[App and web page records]
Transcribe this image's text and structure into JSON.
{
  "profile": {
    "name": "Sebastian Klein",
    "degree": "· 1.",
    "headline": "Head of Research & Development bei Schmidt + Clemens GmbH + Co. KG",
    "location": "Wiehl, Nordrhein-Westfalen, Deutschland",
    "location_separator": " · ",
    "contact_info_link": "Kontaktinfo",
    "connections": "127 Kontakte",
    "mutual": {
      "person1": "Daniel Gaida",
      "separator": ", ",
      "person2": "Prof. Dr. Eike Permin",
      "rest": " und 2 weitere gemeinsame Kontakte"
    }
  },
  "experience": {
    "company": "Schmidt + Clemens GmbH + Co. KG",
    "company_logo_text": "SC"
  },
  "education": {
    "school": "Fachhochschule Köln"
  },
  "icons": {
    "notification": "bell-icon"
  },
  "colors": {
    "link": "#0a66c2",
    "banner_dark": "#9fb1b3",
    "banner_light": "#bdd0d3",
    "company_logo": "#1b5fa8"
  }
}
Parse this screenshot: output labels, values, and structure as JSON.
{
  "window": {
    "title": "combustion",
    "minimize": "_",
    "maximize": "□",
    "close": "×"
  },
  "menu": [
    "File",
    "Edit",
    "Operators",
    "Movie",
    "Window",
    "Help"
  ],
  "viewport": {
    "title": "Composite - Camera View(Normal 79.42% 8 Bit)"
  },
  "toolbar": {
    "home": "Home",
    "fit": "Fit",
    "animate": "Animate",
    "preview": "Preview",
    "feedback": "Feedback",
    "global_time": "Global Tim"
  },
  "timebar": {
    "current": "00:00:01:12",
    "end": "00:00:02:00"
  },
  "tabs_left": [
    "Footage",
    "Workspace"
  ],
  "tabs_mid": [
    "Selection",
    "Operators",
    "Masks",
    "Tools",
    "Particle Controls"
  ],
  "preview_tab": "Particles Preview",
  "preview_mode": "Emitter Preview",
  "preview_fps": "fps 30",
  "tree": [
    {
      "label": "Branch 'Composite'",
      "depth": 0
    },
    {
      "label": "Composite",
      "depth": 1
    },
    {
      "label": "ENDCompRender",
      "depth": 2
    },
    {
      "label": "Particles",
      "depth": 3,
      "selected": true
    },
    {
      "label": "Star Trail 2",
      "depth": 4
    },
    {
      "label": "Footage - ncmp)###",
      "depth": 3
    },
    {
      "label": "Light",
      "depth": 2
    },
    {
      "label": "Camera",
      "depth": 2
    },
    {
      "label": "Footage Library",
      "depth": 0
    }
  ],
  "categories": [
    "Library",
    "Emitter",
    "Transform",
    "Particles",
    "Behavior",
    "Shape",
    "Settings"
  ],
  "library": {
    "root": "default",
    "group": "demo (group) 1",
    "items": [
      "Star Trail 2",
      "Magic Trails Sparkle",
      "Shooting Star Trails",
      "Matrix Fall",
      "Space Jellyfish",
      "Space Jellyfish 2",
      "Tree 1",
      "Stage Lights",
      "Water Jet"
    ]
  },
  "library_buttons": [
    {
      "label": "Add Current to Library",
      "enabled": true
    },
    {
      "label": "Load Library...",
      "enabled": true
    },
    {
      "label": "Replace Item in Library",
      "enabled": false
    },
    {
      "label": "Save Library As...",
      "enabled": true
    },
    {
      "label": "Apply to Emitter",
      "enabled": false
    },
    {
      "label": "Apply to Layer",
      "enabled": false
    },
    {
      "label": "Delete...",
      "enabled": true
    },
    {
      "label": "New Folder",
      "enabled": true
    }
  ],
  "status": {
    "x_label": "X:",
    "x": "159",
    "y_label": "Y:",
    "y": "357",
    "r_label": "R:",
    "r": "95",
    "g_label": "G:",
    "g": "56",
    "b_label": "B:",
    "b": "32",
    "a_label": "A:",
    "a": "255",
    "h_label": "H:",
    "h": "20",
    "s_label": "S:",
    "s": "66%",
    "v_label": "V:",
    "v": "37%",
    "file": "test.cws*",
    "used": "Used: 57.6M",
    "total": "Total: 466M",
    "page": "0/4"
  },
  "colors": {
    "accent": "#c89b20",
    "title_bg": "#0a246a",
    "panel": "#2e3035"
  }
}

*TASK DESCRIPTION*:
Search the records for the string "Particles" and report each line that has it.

*SOLUTION*:
  "preview_tab": "Particles Preview",
      "label": "Particles",
    "Particles",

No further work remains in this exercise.